● Requirement
Give the records again exactly, but drop the pictures.
========================================================================
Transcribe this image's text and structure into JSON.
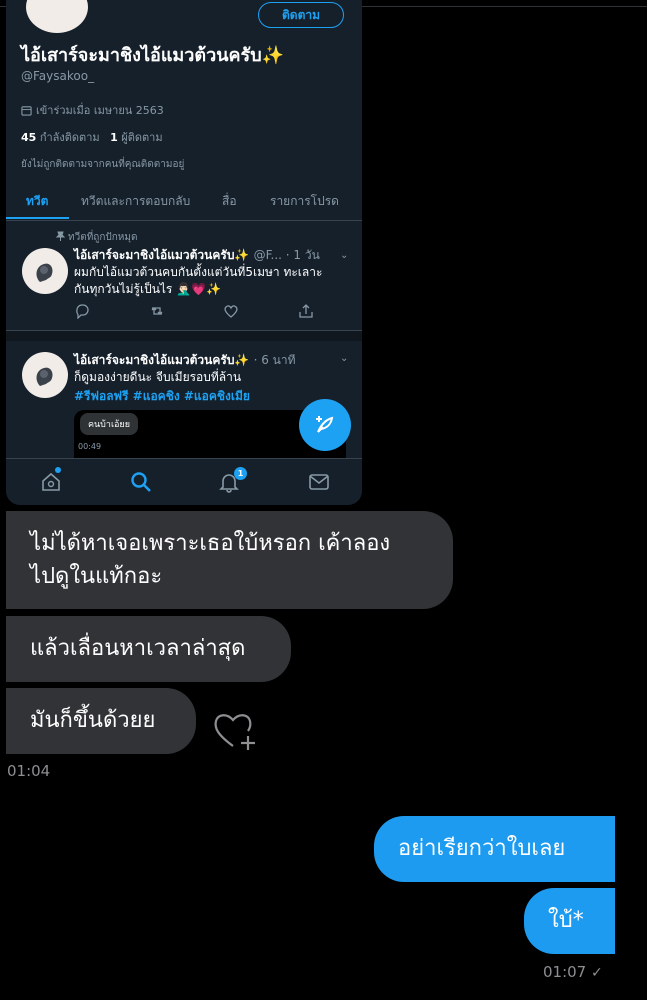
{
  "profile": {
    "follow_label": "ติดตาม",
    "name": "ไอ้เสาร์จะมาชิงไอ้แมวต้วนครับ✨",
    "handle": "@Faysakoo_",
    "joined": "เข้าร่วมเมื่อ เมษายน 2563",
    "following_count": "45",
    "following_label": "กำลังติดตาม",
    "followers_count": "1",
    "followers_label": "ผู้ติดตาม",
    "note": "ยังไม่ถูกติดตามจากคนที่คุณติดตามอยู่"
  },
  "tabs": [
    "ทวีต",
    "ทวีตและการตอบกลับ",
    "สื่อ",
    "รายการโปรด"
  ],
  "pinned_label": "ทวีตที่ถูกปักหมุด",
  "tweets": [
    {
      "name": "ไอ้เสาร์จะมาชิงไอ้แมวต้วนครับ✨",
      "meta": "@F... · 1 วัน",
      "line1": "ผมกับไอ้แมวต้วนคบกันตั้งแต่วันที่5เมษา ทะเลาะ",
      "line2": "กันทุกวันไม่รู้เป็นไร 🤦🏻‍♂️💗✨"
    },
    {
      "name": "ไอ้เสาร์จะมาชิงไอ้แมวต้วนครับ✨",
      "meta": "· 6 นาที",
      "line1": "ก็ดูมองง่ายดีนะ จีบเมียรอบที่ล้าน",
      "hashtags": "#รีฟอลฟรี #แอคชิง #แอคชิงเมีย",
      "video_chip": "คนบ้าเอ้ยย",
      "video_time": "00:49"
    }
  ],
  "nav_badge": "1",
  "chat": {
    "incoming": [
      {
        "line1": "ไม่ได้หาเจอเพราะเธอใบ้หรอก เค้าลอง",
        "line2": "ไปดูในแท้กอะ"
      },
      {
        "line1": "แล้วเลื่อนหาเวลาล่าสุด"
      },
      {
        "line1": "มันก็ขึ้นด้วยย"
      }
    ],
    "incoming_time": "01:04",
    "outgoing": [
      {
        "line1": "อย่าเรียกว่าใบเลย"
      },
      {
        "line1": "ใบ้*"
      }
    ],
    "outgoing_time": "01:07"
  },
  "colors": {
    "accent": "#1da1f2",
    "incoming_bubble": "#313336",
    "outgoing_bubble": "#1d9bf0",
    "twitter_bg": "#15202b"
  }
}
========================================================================
● Written answer
Transcribe this image's text and structure into JSON.
{
  "profile": {
    "follow_label": "ติดตาม",
    "name": "ไอ้เสาร์จะมาชิงไอ้แมวต้วนครับ✨",
    "handle": "@Faysakoo_",
    "joined": "เข้าร่วมเมื่อ เมษายน 2563",
    "following_count": "45",
    "following_label": "กำลังติดตาม",
    "followers_count": "1",
    "followers_label": "ผู้ติดตาม",
    "note": "ยังไม่ถูกติดตามจากคนที่คุณติดตามอยู่"
  },
  "tabs": [
    "ทวีต",
    "ทวีตและการตอบกลับ",
    "สื่อ",
    "รายการโปรด"
  ],
  "pinned_label": "ทวีตที่ถูกปักหมุด",
  "tweets": [
    {
      "name": "ไอ้เสาร์จะมาชิงไอ้แมวต้วนครับ✨",
      "meta": "@F... · 1 วัน",
      "line1": "ผมกับไอ้แมวต้วนคบกันตั้งแต่วันที่5เมษา ทะเลาะ",
      "line2": "กันทุกวันไม่รู้เป็นไร 🤦🏻‍♂️💗✨"
    },
    {
      "name": "ไอ้เสาร์จะมาชิงไอ้แมวต้วนครับ✨",
      "meta": "· 6 นาที",
      "line1": "ก็ดูมองง่ายดีนะ จีบเมียรอบที่ล้าน",
      "hashtags": "#รีฟอลฟรี #แอคชิง #แอคชิงเมีย",
      "video_chip": "คนบ้าเอ้ยย",
      "video_time": "00:49"
    }
  ],
  "nav_badge": "1",
  "chat": {
    "incoming": [
      {
        "line1": "ไม่ได้หาเจอเพราะเธอใบ้หรอก เค้าลอง",
        "line2": "ไปดูในแท้กอะ"
      },
      {
        "line1": "แล้วเลื่อนหาเวลาล่าสุด"
      },
      {
        "line1": "มันก็ขึ้นด้วยย"
      }
    ],
    "incoming_time": "01:04",
    "outgoing": [
      {
        "line1": "อย่าเรียกว่าใบเลย"
      },
      {
        "line1": "ใบ้*"
      }
    ],
    "outgoing_time": "01:07"
  },
  "colors": {
    "accent": "#1da1f2",
    "incoming_bubble": "#313336",
    "outgoing_bubble": "#1d9bf0",
    "twitter_bg": "#15202b"
  }
}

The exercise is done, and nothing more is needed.